Minister Douglas: PM failed to honour COP’s core values

 Deputy Political Leader of the Congress of the People and candidate in the upcoming Congress of the People Political Leader elections Dr Lincoln Douglas, has lamented that to date “politicians continue to play games with the responsibilities entrusted to them, and insult the intelligence and integrity of the nation”.

This statement was made in response to the way Prime Minister Kamla Persad-Bissessar as the Leader of the People’s Partnership treated with COP and the COP’s position on Sport Minister Anil Roberts’ relationship with the party and his failure to cooperate with the COP in the Room 201 issue.

Douglas, Minister of Arts and Multiculturalism, said in a statement yesterday, “In public life, there is the court of law, and there is the court of public opinion, and both of them are as equally important as the other as they determine how you are measured as an upholder of the public’s interest. The COP was well within its right to have disciplined Anil Roberts for his politically irresponsible approach in not cooperating with the party.”

There exists a more substantial issue, he said. 

“The failure of the Leader of the People’s Partnership to honour the core values of the COP—that persons in public life must be responsible and accountable—amounts to gross disrespect of the COP, its leaders and its members. Leaders must be responsible to their party and accountable to the nation. But no! The COP and its leader could not have been afforded that respect! It’s similar to two parents living in a home where one made a decision to discipline a child the others says ‘nah! Leave the chile alone nah’. How could this be respectful of the partners? How could this be supportive to the People’s Partnership?”

Douglas continued, “The second issue is just as profound and destructive as the first having been disrespected, what do the COP leaders do? They just take it and walk away. There is no defending of the COP, no defending of its principles, no defending of its soveriegnity. No wonder why people are saying the COP has lost its way and has sold out.”

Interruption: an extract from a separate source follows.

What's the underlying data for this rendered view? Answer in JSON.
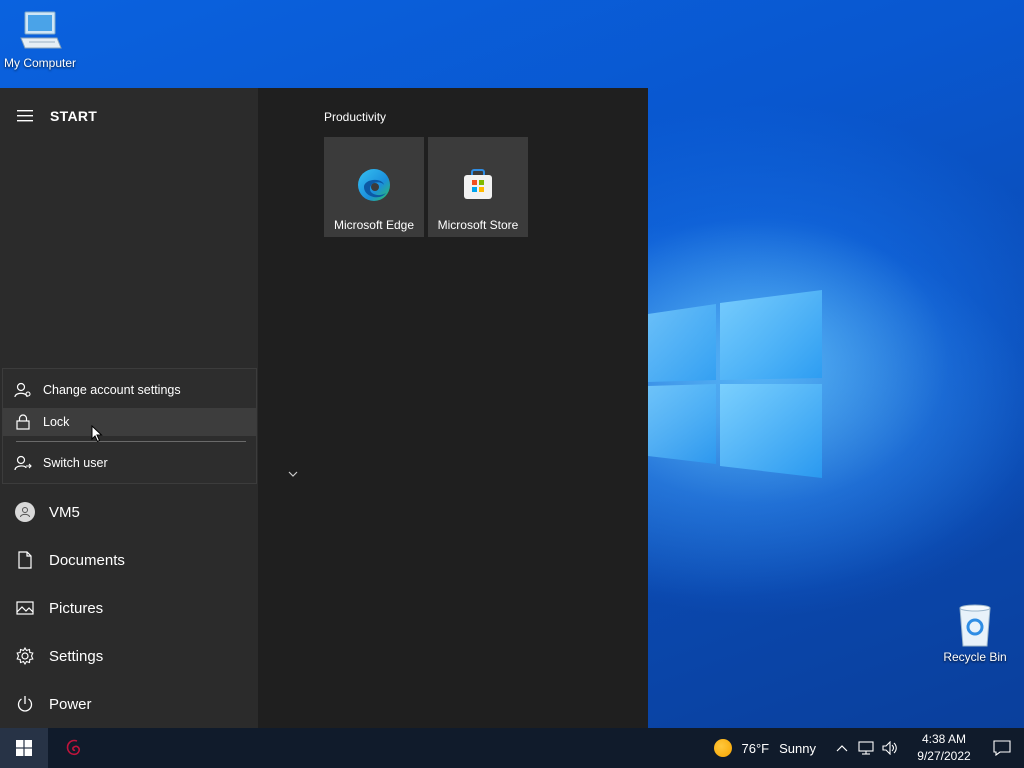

He said, “The real issue in all of this is that the COP has advanced a position on how an issue concerning one of its members must be dealt with. There is a principle and standard by which we deal with situations, and the COP’s position in all of this must be respected and incorporated into the decision making process by the Prime Minister, who isn’t only a Prime Minister, but the more importantly, the leader of a coalition of different parties. The way in which the UNC and the COP interact with each other on matters like these must be revisited. Since the Fyzabad Accord, there is the perception—and even reality—that there has been no meaningful mechanism developed to ensure a healthy coalition relationship.”